[[ RECORDS SUPPLIED, beginning ]]

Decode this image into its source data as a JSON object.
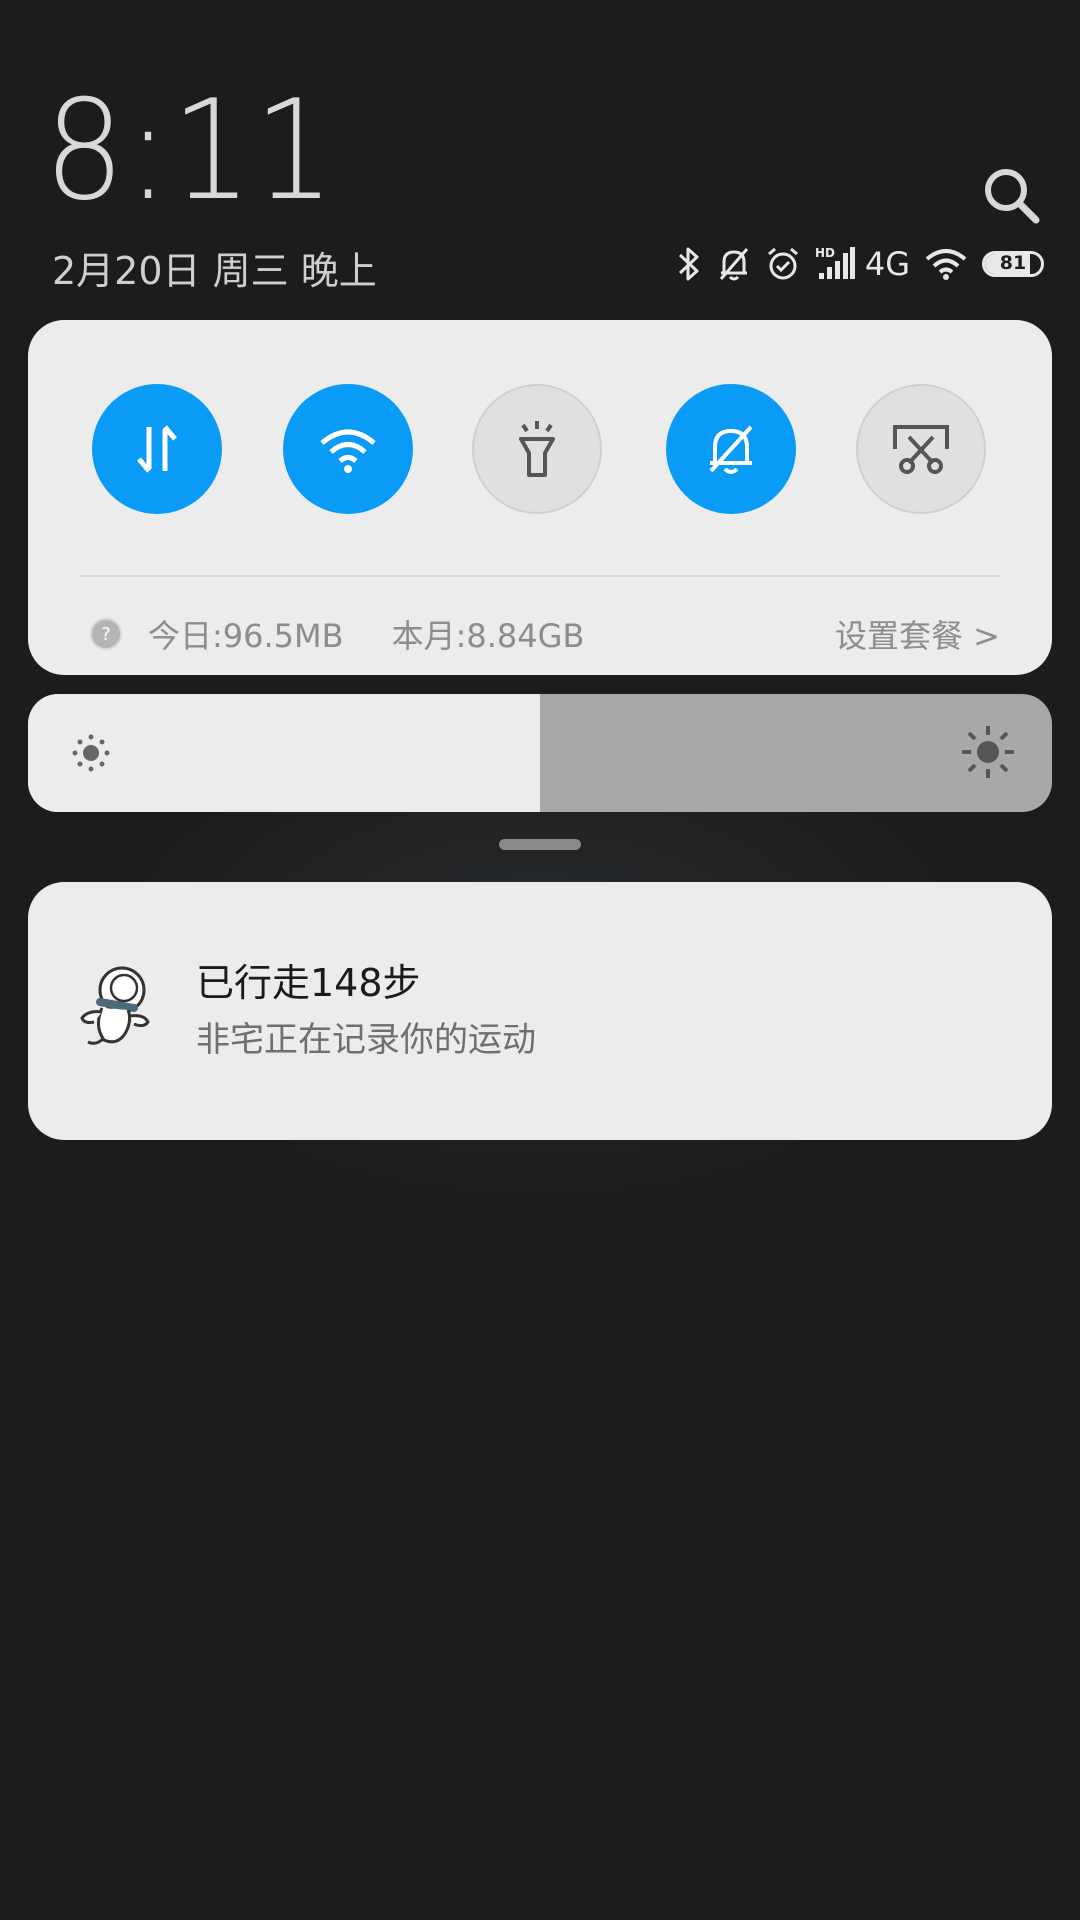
{
  "header": {
    "time": "8:11",
    "date": "2月20日 周三 晚上"
  },
  "status_bar": {
    "icons": [
      "bluetooth-icon",
      "mute-icon",
      "alarm-icon",
      "hd-signal-icon",
      "wifi-icon"
    ],
    "network_label": "4G",
    "battery_percent": "81",
    "battery_level": 0.81
  },
  "quick_settings": {
    "toggles": [
      {
        "name": "mobile-data",
        "icon": "data-transfer-icon",
        "state": "on"
      },
      {
        "name": "wifi",
        "icon": "wifi-icon",
        "state": "on"
      },
      {
        "name": "flashlight",
        "icon": "flashlight-icon",
        "state": "off"
      },
      {
        "name": "mute",
        "icon": "bell-off-icon",
        "state": "on"
      },
      {
        "name": "screenshot",
        "icon": "screenshot-icon",
        "state": "off"
      }
    ],
    "data_today": "今日:96.5MB",
    "data_month": "本月:8.84GB",
    "plan_link": "设置套餐 >"
  },
  "brightness": {
    "level": 0.5
  },
  "notification": {
    "title": "已行走148步",
    "body": "非宅正在记录你的运动"
  },
  "colors": {
    "background": "#1c1c1c",
    "accent": "#0a9bf6",
    "card": "#ececec"
  }
}
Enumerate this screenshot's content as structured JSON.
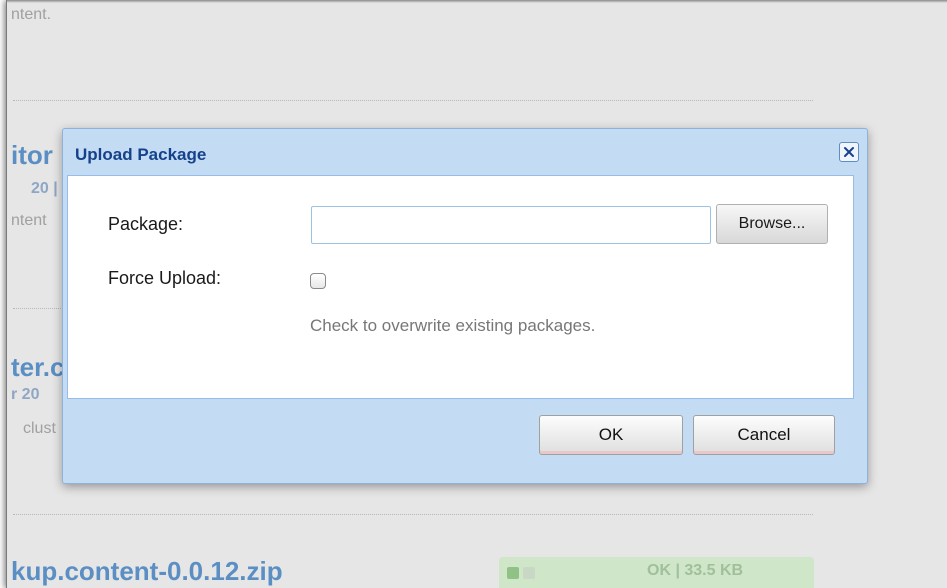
{
  "background": {
    "line1": "ntent.",
    "item1_title": "itor",
    "item1_meta": "20 |",
    "item1_desc": "ntent",
    "item2_title": "ter.c",
    "item2_meta": "r 20",
    "item2_desc": "clust",
    "item3_title": "kup.content-0.0.12.zip",
    "item3_status": "OK | 33.5 KB"
  },
  "dialog": {
    "title": "Upload Package",
    "package_label": "Package:",
    "package_value": "",
    "browse_label": "Browse...",
    "force_label": "Force Upload:",
    "force_checked": false,
    "force_hint": "Check to overwrite existing packages.",
    "ok_label": "OK",
    "cancel_label": "Cancel"
  },
  "colors": {
    "dialog_bg": "#c4dcf3",
    "title_color": "#15428b",
    "status_green": "#cfe6c8"
  },
  "icons": {
    "close": "close-icon"
  }
}
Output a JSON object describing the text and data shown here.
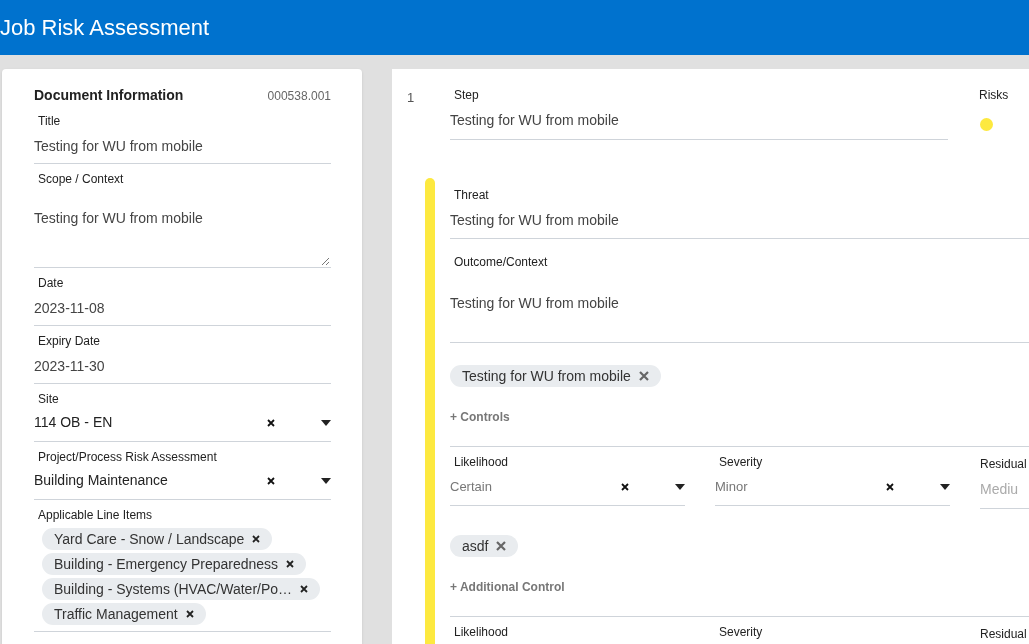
{
  "header": {
    "title": "Job Risk Assessment"
  },
  "document": {
    "heading": "Document Information",
    "number": "000538.001",
    "fields": [
      {
        "kind": "text",
        "label": "Title",
        "value": "Testing for WU from mobile"
      },
      {
        "kind": "textarea",
        "label": "Scope / Context",
        "value": "Testing for WU from mobile"
      },
      {
        "kind": "text",
        "label": "Date",
        "value": "2023-11-08"
      },
      {
        "kind": "text",
        "label": "Expiry Date",
        "value": "2023-11-30"
      },
      {
        "kind": "select",
        "label": "Site",
        "value": "114 OB - EN"
      },
      {
        "kind": "select",
        "label": "Project/Process Risk Assessment",
        "value": "Building Maintenance"
      }
    ],
    "line_items": {
      "label": "Applicable Line Items",
      "chips": [
        "Yard Care - Snow / Landscape",
        "Building - Emergency Preparedness",
        "Building - Systems (HVAC/Water/Po…",
        "Traffic Management"
      ]
    }
  },
  "step": {
    "number": "1",
    "label": "Step",
    "value": "Testing for WU from mobile",
    "risks_label": "Risks",
    "risks": [
      {
        "color": "#fde93f"
      }
    ],
    "threat": {
      "color": "#fde93f",
      "threat_label": "Threat",
      "threat_value": "Testing for WU from mobile",
      "outcome_label": "Outcome/Context",
      "outcome_value": "Testing for WU from mobile",
      "sections": [
        {
          "chips": [
            "Testing for WU from mobile"
          ],
          "link": "+ Controls",
          "ratings": {
            "likelihood_label": "Likelihood",
            "likelihood": "Certain",
            "severity_label": "Severity",
            "severity": "Minor",
            "residual_label": "Residual",
            "residual": "Mediu"
          }
        },
        {
          "chips": [
            "asdf"
          ],
          "link": "+ Additional Control",
          "ratings": {
            "likelihood_label": "Likelihood",
            "severity_label": "Severity",
            "residual_label": "Residual"
          }
        }
      ]
    }
  }
}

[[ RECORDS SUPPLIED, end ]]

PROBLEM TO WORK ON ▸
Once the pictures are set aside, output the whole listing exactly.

RESULT OF THIS TASK ▸
Decode this image into its source data as a JSON object.
{
  "header": {
    "time": "8:11",
    "date": "2月20日 周三 晚上"
  },
  "status_bar": {
    "icons": [
      "bluetooth-icon",
      "mute-icon",
      "alarm-icon",
      "hd-signal-icon",
      "wifi-icon"
    ],
    "network_label": "4G",
    "battery_percent": "81",
    "battery_level": 0.81
  },
  "quick_settings": {
    "toggles": [
      {
        "name": "mobile-data",
        "icon": "data-transfer-icon",
        "state": "on"
      },
      {
        "name": "wifi",
        "icon": "wifi-icon",
        "state": "on"
      },
      {
        "name": "flashlight",
        "icon": "flashlight-icon",
        "state": "off"
      },
      {
        "name": "mute",
        "icon": "bell-off-icon",
        "state": "on"
      },
      {
        "name": "screenshot",
        "icon": "screenshot-icon",
        "state": "off"
      }
    ],
    "data_today": "今日:96.5MB",
    "data_month": "本月:8.84GB",
    "plan_link": "设置套餐 >"
  },
  "brightness": {
    "level": 0.5
  },
  "notification": {
    "title": "已行走148步",
    "body": "非宅正在记录你的运动"
  },
  "colors": {
    "background": "#1c1c1c",
    "accent": "#0a9bf6",
    "card": "#ececec"
  }
}
Enumerate this screenshot's content as structured JSON.
{
  "background": {
    "line1": "ntent.",
    "item1_title": "itor",
    "item1_meta": "20 |",
    "item1_desc": "ntent",
    "item2_title": "ter.c",
    "item2_meta": "r 20",
    "item2_desc": "clust",
    "item3_title": "kup.content-0.0.12.zip",
    "item3_status": "OK | 33.5 KB"
  },
  "dialog": {
    "title": "Upload Package",
    "package_label": "Package:",
    "package_value": "",
    "browse_label": "Browse...",
    "force_label": "Force Upload:",
    "force_checked": false,
    "force_hint": "Check to overwrite existing packages.",
    "ok_label": "OK",
    "cancel_label": "Cancel"
  },
  "colors": {
    "dialog_bg": "#c4dcf3",
    "title_color": "#15428b",
    "status_green": "#cfe6c8"
  },
  "icons": {
    "close": "close-icon"
  }
}
Output a JSON object describing the text and data shown here.
{
  "header": {
    "title": "Job Risk Assessment"
  },
  "document": {
    "heading": "Document Information",
    "number": "000538.001",
    "fields": [
      {
        "kind": "text",
        "label": "Title",
        "value": "Testing for WU from mobile"
      },
      {
        "kind": "textarea",
        "label": "Scope / Context",
        "value": "Testing for WU from mobile"
      },
      {
        "kind": "text",
        "label": "Date",
        "value": "2023-11-08"
      },
      {
        "kind": "text",
        "label": "Expiry Date",
        "value": "2023-11-30"
      },
      {
        "kind": "select",
        "label": "Site",
        "value": "114 OB - EN"
      },
      {
        "kind": "select",
        "label": "Project/Process Risk Assessment",
        "value": "Building Maintenance"
      }
    ],
    "line_items": {
      "label": "Applicable Line Items",
      "chips": [
        "Yard Care - Snow / Landscape",
        "Building - Emergency Preparedness",
        "Building - Systems (HVAC/Water/Po…",
        "Traffic Management"
      ]
    }
  },
  "step": {
    "number": "1",
    "label": "Step",
    "value": "Testing for WU from mobile",
    "risks_label": "Risks",
    "risks": [
      {
        "color": "#fde93f"
      }
    ],
    "threat": {
      "color": "#fde93f",
      "threat_label": "Threat",
      "threat_value": "Testing for WU from mobile",
      "outcome_label": "Outcome/Context",
      "outcome_value": "Testing for WU from mobile",
      "sections": [
        {
          "chips": [
            "Testing for WU from mobile"
          ],
          "link": "+ Controls",
          "ratings": {
            "likelihood_label": "Likelihood",
            "likelihood": "Certain",
            "severity_label": "Severity",
            "severity": "Minor",
            "residual_label": "Residual",
            "residual": "Mediu"
          }
        },
        {
          "chips": [
            "asdf"
          ],
          "link": "+ Additional Control",
          "ratings": {
            "likelihood_label": "Likelihood",
            "severity_label": "Severity",
            "residual_label": "Residual"
          }
        }
      ]
    }
  }
}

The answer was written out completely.